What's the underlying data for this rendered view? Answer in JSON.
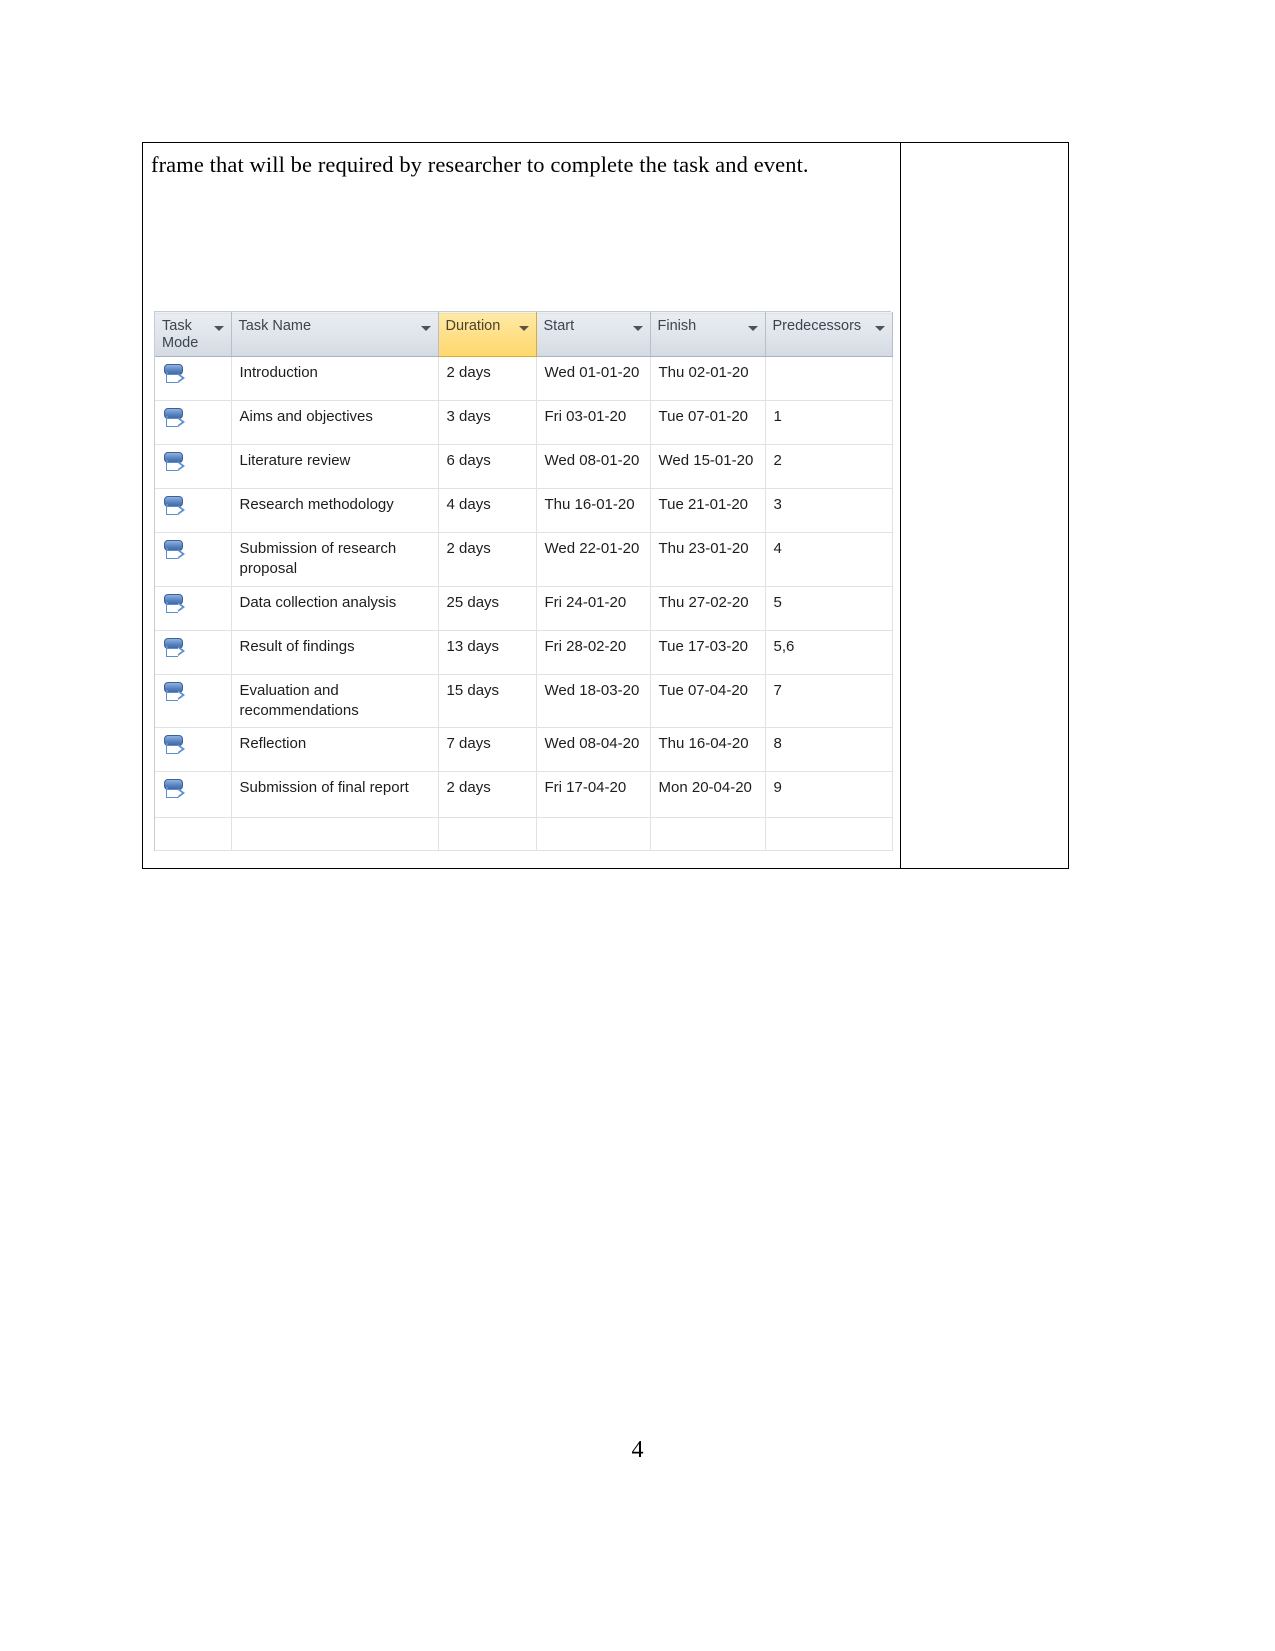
{
  "document": {
    "paragraph": "frame that will be required by researcher to complete the task and event.",
    "page_number": "4"
  },
  "project_table": {
    "columns": [
      {
        "key": "task_mode",
        "label": "Task Mode",
        "highlighted": false
      },
      {
        "key": "task_name",
        "label": "Task Name",
        "highlighted": false
      },
      {
        "key": "duration",
        "label": "Duration",
        "highlighted": true
      },
      {
        "key": "start",
        "label": "Start",
        "highlighted": false
      },
      {
        "key": "finish",
        "label": "Finish",
        "highlighted": false
      },
      {
        "key": "predecessors",
        "label": "Predecessors",
        "highlighted": false
      }
    ],
    "highlight_color": "#FFD86E",
    "header_color": "#DFE4EA",
    "task_mode_icon": "manually-scheduled-icon",
    "rows": [
      {
        "task_name": "Introduction",
        "duration": "2 days",
        "start": "Wed 01-01-20",
        "finish": "Thu 02-01-20",
        "predecessors": ""
      },
      {
        "task_name": "Aims and objectives",
        "duration": "3 days",
        "start": "Fri 03-01-20",
        "finish": "Tue 07-01-20",
        "predecessors": "1"
      },
      {
        "task_name": "Literature review",
        "duration": "6 days",
        "start": "Wed 08-01-20",
        "finish": "Wed 15-01-20",
        "predecessors": "2"
      },
      {
        "task_name": "Research methodology",
        "duration": "4 days",
        "start": "Thu 16-01-20",
        "finish": "Tue 21-01-20",
        "predecessors": "3"
      },
      {
        "task_name": "Submission of research proposal",
        "duration": "2 days",
        "start": "Wed 22-01-20",
        "finish": "Thu 23-01-20",
        "predecessors": "4"
      },
      {
        "task_name": "Data collection analysis",
        "duration": "25 days",
        "start": "Fri 24-01-20",
        "finish": "Thu 27-02-20",
        "predecessors": "5"
      },
      {
        "task_name": "Result of findings",
        "duration": "13 days",
        "start": "Fri 28-02-20",
        "finish": "Tue 17-03-20",
        "predecessors": "5,6"
      },
      {
        "task_name": "Evaluation and recommendations",
        "duration": "15 days",
        "start": "Wed 18-03-20",
        "finish": "Tue 07-04-20",
        "predecessors": "7"
      },
      {
        "task_name": "Reflection",
        "duration": "7 days",
        "start": "Wed 08-04-20",
        "finish": "Thu 16-04-20",
        "predecessors": "8"
      },
      {
        "task_name": "Submission of final report",
        "duration": "2 days",
        "start": "Fri 17-04-20",
        "finish": "Mon 20-04-20",
        "predecessors": "9"
      }
    ]
  }
}
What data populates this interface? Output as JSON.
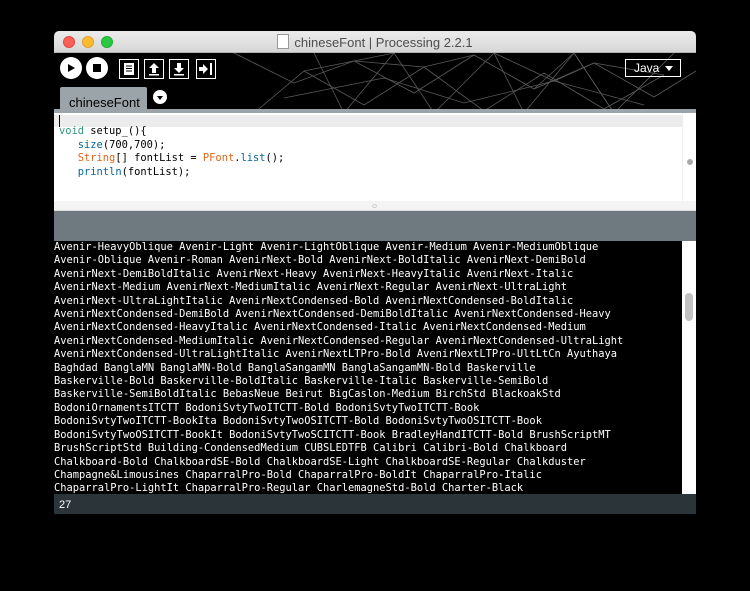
{
  "window": {
    "title": "chineseFont | Processing 2.2.1"
  },
  "toolbar": {
    "run_tooltip_icon": "play-icon",
    "stop_icon": "stop-icon",
    "mode": "Java"
  },
  "tabs": [
    {
      "label": "chineseFont"
    }
  ],
  "editor": {
    "lines": [
      "void setup_(){",
      "   size(700,700);",
      "   String[] fontList = PFont.list();",
      "   println(fontList);"
    ]
  },
  "console": {
    "lines": [
      "Avenir-HeavyOblique Avenir-Light Avenir-LightOblique Avenir-Medium Avenir-MediumOblique",
      "Avenir-Oblique Avenir-Roman AvenirNext-Bold AvenirNext-BoldItalic AvenirNext-DemiBold",
      "AvenirNext-DemiBoldItalic AvenirNext-Heavy AvenirNext-HeavyItalic AvenirNext-Italic",
      "AvenirNext-Medium AvenirNext-MediumItalic AvenirNext-Regular AvenirNext-UltraLight",
      "AvenirNext-UltraLightItalic AvenirNextCondensed-Bold AvenirNextCondensed-BoldItalic",
      "AvenirNextCondensed-DemiBold AvenirNextCondensed-DemiBoldItalic AvenirNextCondensed-Heavy",
      "AvenirNextCondensed-HeavyItalic AvenirNextCondensed-Italic AvenirNextCondensed-Medium",
      "AvenirNextCondensed-MediumItalic AvenirNextCondensed-Regular AvenirNextCondensed-UltraLight",
      "AvenirNextCondensed-UltraLightItalic AvenirNextLTPro-Bold AvenirNextLTPro-UltLtCn Ayuthaya",
      "Baghdad BanglaMN BanglaMN-Bold BanglaSangamMN BanglaSangamMN-Bold Baskerville",
      "Baskerville-Bold Baskerville-BoldItalic Baskerville-Italic Baskerville-SemiBold",
      "Baskerville-SemiBoldItalic BebasNeue Beirut BigCaslon-Medium BirchStd BlackoakStd",
      "BodoniOrnamentsITCTT BodoniSvtyTwoITCTT-Bold BodoniSvtyTwoITCTT-Book",
      "BodoniSvtyTwoITCTT-BookIta BodoniSvtyTwoOSITCTT-Bold BodoniSvtyTwoOSITCTT-Book",
      "BodoniSvtyTwoOSITCTT-BookIt BodoniSvtyTwoSCITCTT-Book BradleyHandITCTT-Bold BrushScriptMT",
      "BrushScriptStd Building-CondensedMedium CUBSLEDTFB Calibri Calibri-Bold Chalkboard",
      "Chalkboard-Bold ChalkboardSE-Bold ChalkboardSE-Light ChalkboardSE-Regular Chalkduster",
      "Champagne&Limousines ChaparralPro-Bold ChaparralPro-BoldIt ChaparralPro-Italic",
      "ChaparralPro-LightIt ChaparralPro-Regular CharlemagneStd-Bold Charter-Black"
    ]
  },
  "status": {
    "line_number": "27"
  },
  "colors": {
    "tab_bg": "#9ba4a8",
    "message_bg": "#6f7a80",
    "status_bg": "#2b3438",
    "keyword_void": "#33997e",
    "keyword_function": "#006699",
    "keyword_type": "#e2661a"
  }
}
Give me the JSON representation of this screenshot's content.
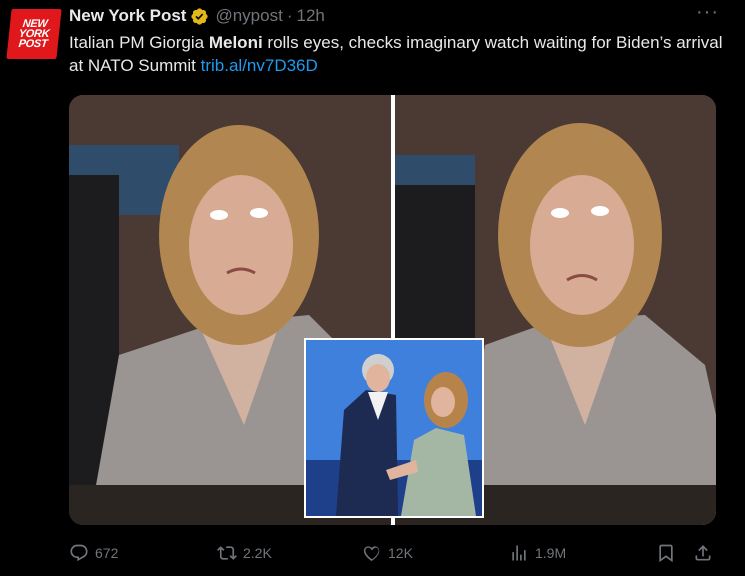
{
  "tweet": {
    "author_name": "New York Post",
    "handle": "@nypost",
    "separator": "·",
    "time": "12h",
    "text_part1": "Italian PM Giorgia ",
    "text_bold": "Meloni",
    "text_part2": " rolls eyes, checks imaginary watch waiting for Biden’s arrival at NATO Summit ",
    "link": "trib.al/nv7D36D",
    "more_label": "···"
  },
  "avatar": {
    "line1": "NEW",
    "line2": "YORK",
    "line3": "POST"
  },
  "metrics": {
    "replies": "672",
    "reposts": "2.2K",
    "likes": "12K",
    "views": "1.9M"
  },
  "colors": {
    "background": "#000000",
    "text": "#e7e9ea",
    "muted": "#71767b",
    "link": "#1d9bf0",
    "brand_red": "#e0171b",
    "verified_gold": "#e2b719"
  },
  "icons": [
    "verified-badge-icon",
    "more-icon",
    "reply-icon",
    "repost-icon",
    "like-icon",
    "views-icon",
    "bookmark-icon",
    "share-icon"
  ]
}
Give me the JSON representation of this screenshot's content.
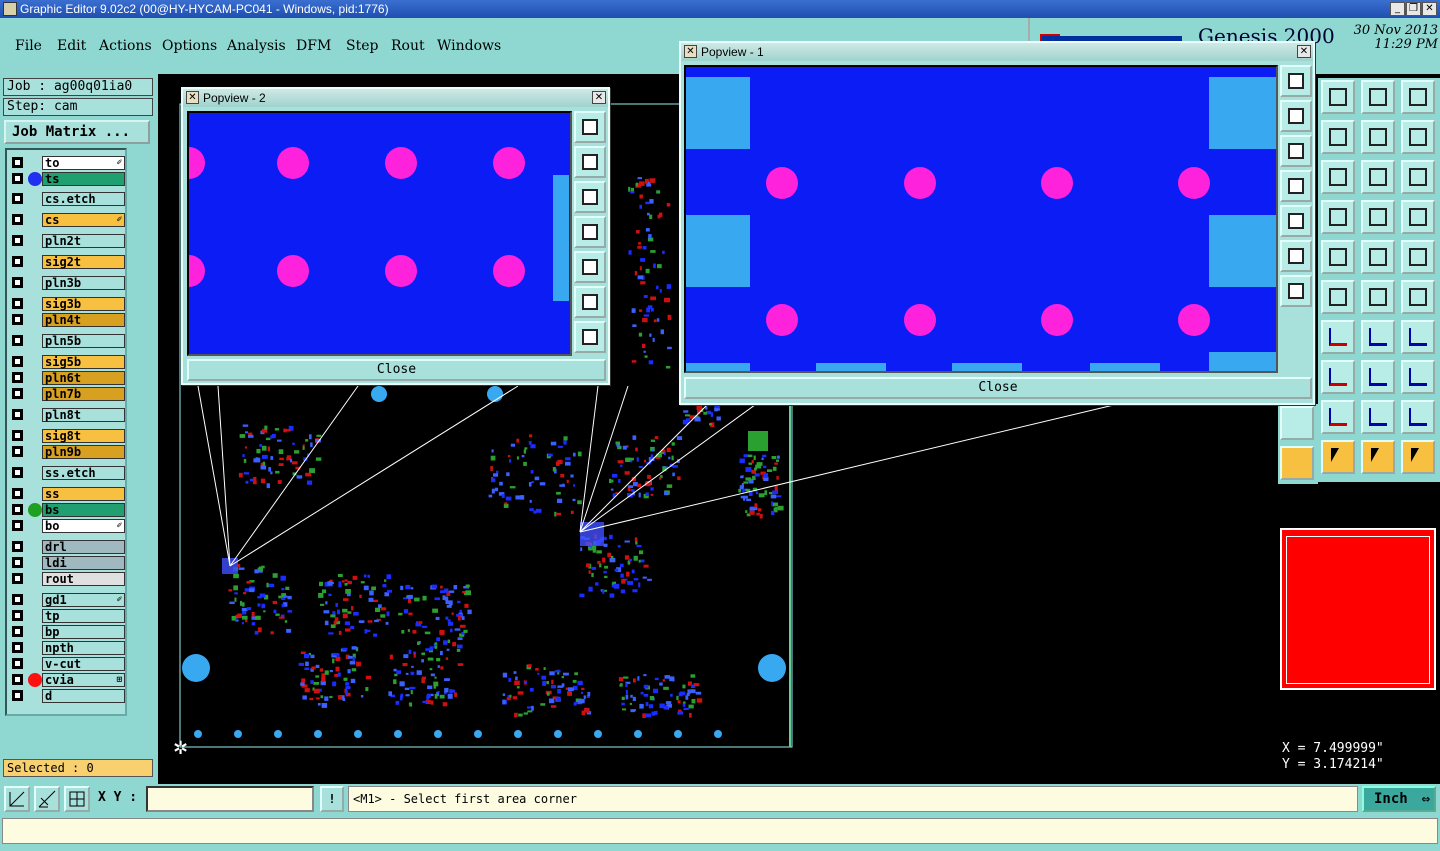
{
  "window": {
    "title": "Graphic Editor 9.02c2 (00@HY-HYCAM-PC041 - Windows, pid:1776)"
  },
  "menu": [
    "File",
    "Edit",
    "Actions",
    "Options",
    "Analysis",
    "DFM",
    "Step",
    "Rout",
    "Windows"
  ],
  "brand": {
    "product": "Genesis 2000",
    "date": "30 Nov 2013",
    "time": "11:29 PM"
  },
  "job": {
    "job_label": "Job : ag00q01ia0",
    "step_label": "Step: cam",
    "matrix_button": "Job Matrix ..."
  },
  "layers": [
    {
      "name": "to",
      "color": "#ffffff",
      "dot": "",
      "mark": "✐"
    },
    {
      "name": "ts",
      "color": "#20a070",
      "dot": "#2030f0",
      "mark": ""
    },
    {
      "name": "cs.etch",
      "color": "#a8e0dc",
      "dot": "",
      "mark": ""
    },
    {
      "name": "cs",
      "color": "#f8c040",
      "dot": "",
      "mark": "✐"
    },
    {
      "name": "pln2t",
      "color": "#a8e0dc",
      "dot": "",
      "mark": ""
    },
    {
      "name": "sig2t",
      "color": "#f8c040",
      "dot": "",
      "mark": ""
    },
    {
      "name": "pln3b",
      "color": "#a8e0dc",
      "dot": "",
      "mark": ""
    },
    {
      "name": "sig3b",
      "color": "#f8c040",
      "dot": "",
      "mark": ""
    },
    {
      "name": "pln4t",
      "color": "#d8a020",
      "dot": "",
      "mark": ""
    },
    {
      "name": "pln5b",
      "color": "#a8e0dc",
      "dot": "",
      "mark": ""
    },
    {
      "name": "sig5b",
      "color": "#f8c040",
      "dot": "",
      "mark": ""
    },
    {
      "name": "pln6t",
      "color": "#d8a020",
      "dot": "",
      "mark": ""
    },
    {
      "name": "pln7b",
      "color": "#d8a020",
      "dot": "",
      "mark": ""
    },
    {
      "name": "pln8t",
      "color": "#a8e0dc",
      "dot": "",
      "mark": ""
    },
    {
      "name": "sig8t",
      "color": "#f8c040",
      "dot": "",
      "mark": ""
    },
    {
      "name": "pln9b",
      "color": "#d8a020",
      "dot": "",
      "mark": ""
    },
    {
      "name": "ss.etch",
      "color": "#a8e0dc",
      "dot": "",
      "mark": ""
    },
    {
      "name": "ss",
      "color": "#f8c040",
      "dot": "",
      "mark": ""
    },
    {
      "name": "bs",
      "color": "#20a070",
      "dot": "#20a020",
      "mark": ""
    },
    {
      "name": "bo",
      "color": "#ffffff",
      "dot": "",
      "mark": "✐"
    },
    {
      "name": "drl",
      "color": "#a0b8c0",
      "dot": "",
      "mark": ""
    },
    {
      "name": "ldi",
      "color": "#a0b8c0",
      "dot": "",
      "mark": ""
    },
    {
      "name": "rout",
      "color": "#e0e0e0",
      "dot": "",
      "mark": ""
    },
    {
      "name": "gd1",
      "color": "#a8e0dc",
      "dot": "",
      "mark": "✐"
    },
    {
      "name": "tp",
      "color": "#a8e0dc",
      "dot": "",
      "mark": ""
    },
    {
      "name": "bp",
      "color": "#a8e0dc",
      "dot": "",
      "mark": ""
    },
    {
      "name": "npth",
      "color": "#a8e0dc",
      "dot": "",
      "mark": ""
    },
    {
      "name": "v-cut",
      "color": "#a8e0dc",
      "dot": "",
      "mark": ""
    },
    {
      "name": "cvia",
      "color": "#a8e0dc",
      "dot": "#ff1010",
      "mark": "⊞"
    },
    {
      "name": "d",
      "color": "#a8e0dc",
      "dot": "",
      "mark": ""
    }
  ],
  "selected": "Selected : 0",
  "popview2": {
    "title": "Popview - 2",
    "close": "Close"
  },
  "popview1": {
    "title": "Popview - 1",
    "close": "Close"
  },
  "coords": {
    "x": "X =  7.499999\"",
    "y": "Y =  3.174214\""
  },
  "bottom": {
    "xy_label": "X Y :",
    "xy_value": "",
    "warn": "!",
    "prompt": "<M1> - Select first area corner",
    "units": "Inch"
  },
  "colors": {
    "pad": "#ff22dd",
    "copper": "#0b1cf5",
    "light": "#38a8f0",
    "panel": "#8fd8d2"
  }
}
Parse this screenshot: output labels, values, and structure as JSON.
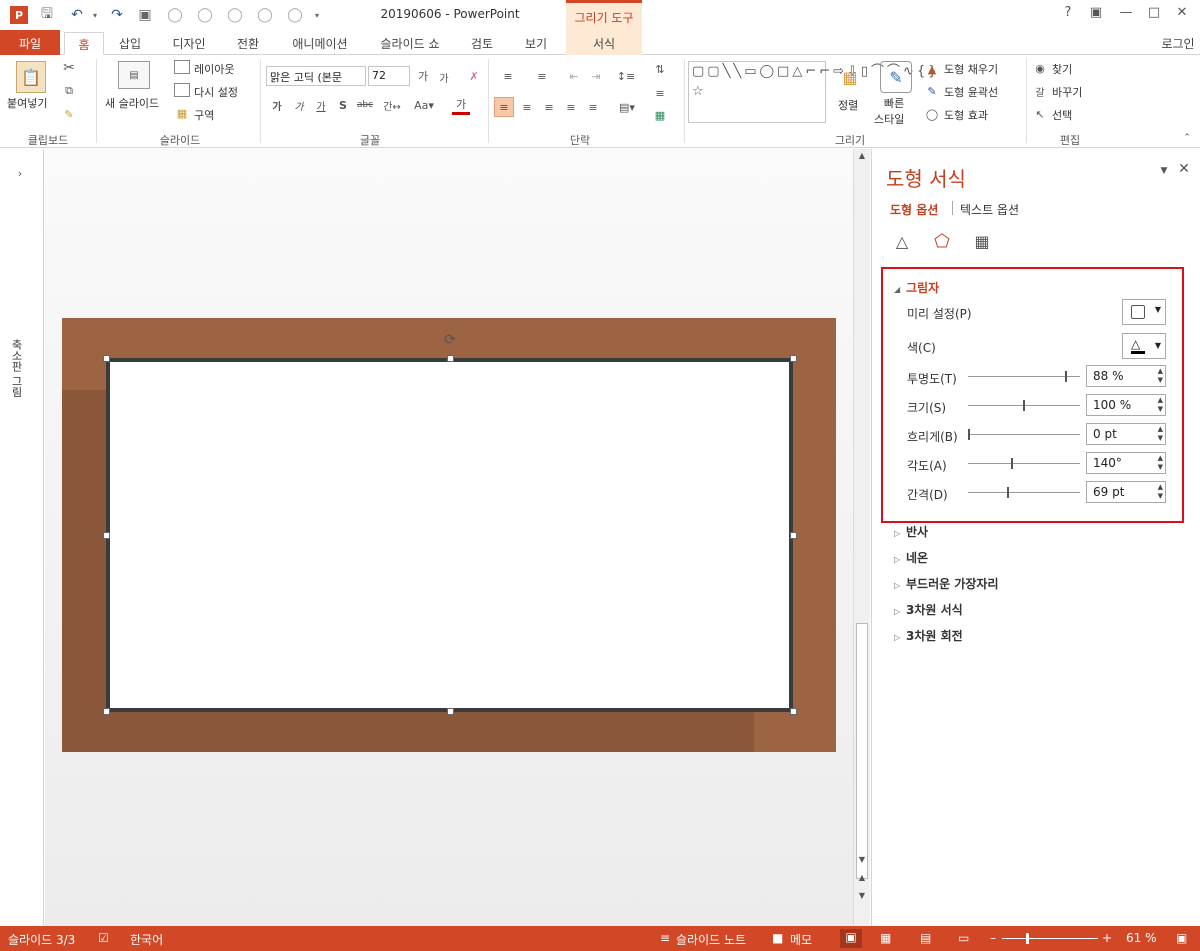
{
  "window": {
    "title": "20190606 - PowerPoint",
    "tools_label": "그리기 도구",
    "help": "?",
    "login": "로그인"
  },
  "tabs": {
    "file": "파일",
    "home": "홈",
    "insert": "삽입",
    "design": "디자인",
    "transitions": "전환",
    "animations": "애니메이션",
    "slideshow": "슬라이드 쇼",
    "review": "검토",
    "view": "보기",
    "format": "서식"
  },
  "ribbon": {
    "clipboard": {
      "label": "클립보드",
      "paste": "붙여넣기"
    },
    "slides": {
      "label": "슬라이드",
      "new_slide": "새 슬라이드",
      "layout": "레이아웃",
      "reset": "다시 설정",
      "section": "구역"
    },
    "font": {
      "label": "글꼴",
      "font_name": "맑은 고딕 (본문",
      "font_size": "72"
    },
    "paragraph": {
      "label": "단락"
    },
    "drawing": {
      "label": "그리기",
      "arrange": "정렬",
      "quick_styles": "빠른",
      "quick_styles2": "스타일",
      "fill": "도형 채우기",
      "outline": "도형 윤곽선",
      "effects": "도형 효과"
    },
    "editing": {
      "label": "편집",
      "find": "찾기",
      "replace": "바꾸기",
      "select": "선택"
    }
  },
  "leftpane": {
    "label": "축소판 그림"
  },
  "format_pane": {
    "title": "도형 서식",
    "tab_shape": "도형 옵션",
    "tab_text": "텍스트 옵션",
    "shadow": {
      "header": "그림자",
      "preset_label": "미리 설정(P)",
      "color_label": "색(C)",
      "transparency": {
        "label": "투명도(T)",
        "value": "88 %",
        "level": 0.88
      },
      "size": {
        "label": "크기(S)",
        "value": "100 %",
        "level": 0.5
      },
      "blur": {
        "label": "흐리게(B)",
        "value": "0 pt",
        "level": 0.0
      },
      "angle": {
        "label": "각도(A)",
        "value": "140°",
        "level": 0.39
      },
      "distance": {
        "label": "간격(D)",
        "value": "69 pt",
        "level": 0.35
      }
    },
    "sections": [
      "반사",
      "네온",
      "부드러운 가장자리",
      "3차원 서식",
      "3차원 회전"
    ]
  },
  "status": {
    "slide": "슬라이드 3/3",
    "language": "한국어",
    "notes": "슬라이드 노트",
    "comments": "메모",
    "zoom": "61 %"
  },
  "colors": {
    "accent": "#d24726",
    "slide_bg": "#9c6442",
    "highlight": "#d9101a"
  }
}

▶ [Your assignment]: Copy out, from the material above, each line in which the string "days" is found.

▶ [Answer space]:
        "duration": "2 days",
        "duration": "3 days",
        "duration": "6 days",
        "duration": "4 days",
        "duration": "2 days",
        "duration": "25 days",
        "duration": "13 days",
        "duration": "15 days",
        "duration": "7 days",
        "duration": "2 days",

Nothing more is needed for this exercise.